*** Exercise material ***
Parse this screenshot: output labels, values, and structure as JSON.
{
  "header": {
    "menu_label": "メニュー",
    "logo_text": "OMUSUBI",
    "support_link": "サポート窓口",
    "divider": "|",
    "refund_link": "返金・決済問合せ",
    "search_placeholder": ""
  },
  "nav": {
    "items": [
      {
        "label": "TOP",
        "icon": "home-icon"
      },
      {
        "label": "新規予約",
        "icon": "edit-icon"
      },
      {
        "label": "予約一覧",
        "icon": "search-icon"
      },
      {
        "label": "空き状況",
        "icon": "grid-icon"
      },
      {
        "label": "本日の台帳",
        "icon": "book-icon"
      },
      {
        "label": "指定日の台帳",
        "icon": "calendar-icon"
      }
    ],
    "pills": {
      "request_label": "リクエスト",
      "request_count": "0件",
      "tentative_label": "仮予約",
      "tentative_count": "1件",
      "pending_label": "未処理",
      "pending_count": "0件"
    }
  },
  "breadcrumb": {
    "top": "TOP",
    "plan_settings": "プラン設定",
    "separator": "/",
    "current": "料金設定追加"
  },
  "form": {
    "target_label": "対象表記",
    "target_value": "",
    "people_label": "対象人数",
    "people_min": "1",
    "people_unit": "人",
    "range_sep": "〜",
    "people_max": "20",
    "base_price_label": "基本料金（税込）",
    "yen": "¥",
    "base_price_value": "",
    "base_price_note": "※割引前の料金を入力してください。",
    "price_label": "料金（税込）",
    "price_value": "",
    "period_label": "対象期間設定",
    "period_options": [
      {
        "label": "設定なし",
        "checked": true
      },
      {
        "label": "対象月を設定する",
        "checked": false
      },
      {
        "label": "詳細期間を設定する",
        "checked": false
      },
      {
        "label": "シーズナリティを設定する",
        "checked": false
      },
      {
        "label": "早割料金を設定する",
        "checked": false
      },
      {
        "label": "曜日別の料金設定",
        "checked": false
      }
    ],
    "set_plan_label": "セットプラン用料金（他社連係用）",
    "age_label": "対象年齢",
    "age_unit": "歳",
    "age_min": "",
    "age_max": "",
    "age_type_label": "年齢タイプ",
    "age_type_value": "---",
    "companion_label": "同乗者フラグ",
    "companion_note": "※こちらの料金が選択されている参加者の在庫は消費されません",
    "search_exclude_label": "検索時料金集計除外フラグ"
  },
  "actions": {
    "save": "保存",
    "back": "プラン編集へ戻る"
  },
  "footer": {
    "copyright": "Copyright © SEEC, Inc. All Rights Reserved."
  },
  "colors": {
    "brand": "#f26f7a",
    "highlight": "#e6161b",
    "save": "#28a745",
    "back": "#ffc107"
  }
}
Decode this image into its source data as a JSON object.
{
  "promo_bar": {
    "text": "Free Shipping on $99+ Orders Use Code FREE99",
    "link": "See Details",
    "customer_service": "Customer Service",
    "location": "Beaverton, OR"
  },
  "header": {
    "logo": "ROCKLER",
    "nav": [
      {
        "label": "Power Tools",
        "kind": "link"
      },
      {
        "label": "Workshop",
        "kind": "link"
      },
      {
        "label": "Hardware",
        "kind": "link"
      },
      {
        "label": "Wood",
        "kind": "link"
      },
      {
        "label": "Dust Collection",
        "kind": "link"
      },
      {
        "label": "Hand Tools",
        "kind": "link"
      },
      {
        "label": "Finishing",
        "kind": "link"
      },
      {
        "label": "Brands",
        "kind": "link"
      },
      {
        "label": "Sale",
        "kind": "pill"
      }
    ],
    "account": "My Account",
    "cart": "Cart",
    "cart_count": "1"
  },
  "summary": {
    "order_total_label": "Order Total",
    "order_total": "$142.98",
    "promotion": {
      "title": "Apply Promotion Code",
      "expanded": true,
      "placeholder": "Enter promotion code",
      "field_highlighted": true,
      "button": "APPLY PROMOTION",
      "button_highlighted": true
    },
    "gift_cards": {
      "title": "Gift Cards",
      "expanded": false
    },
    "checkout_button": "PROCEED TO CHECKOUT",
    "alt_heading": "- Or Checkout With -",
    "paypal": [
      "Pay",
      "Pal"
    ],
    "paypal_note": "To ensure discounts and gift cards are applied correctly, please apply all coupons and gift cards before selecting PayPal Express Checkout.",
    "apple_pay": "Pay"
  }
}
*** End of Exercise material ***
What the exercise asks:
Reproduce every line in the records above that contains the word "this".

Response to the exercise:
Parse this screenshot: output labels, values, and structure as JSON.
Decode this image into its source data as a JSON object.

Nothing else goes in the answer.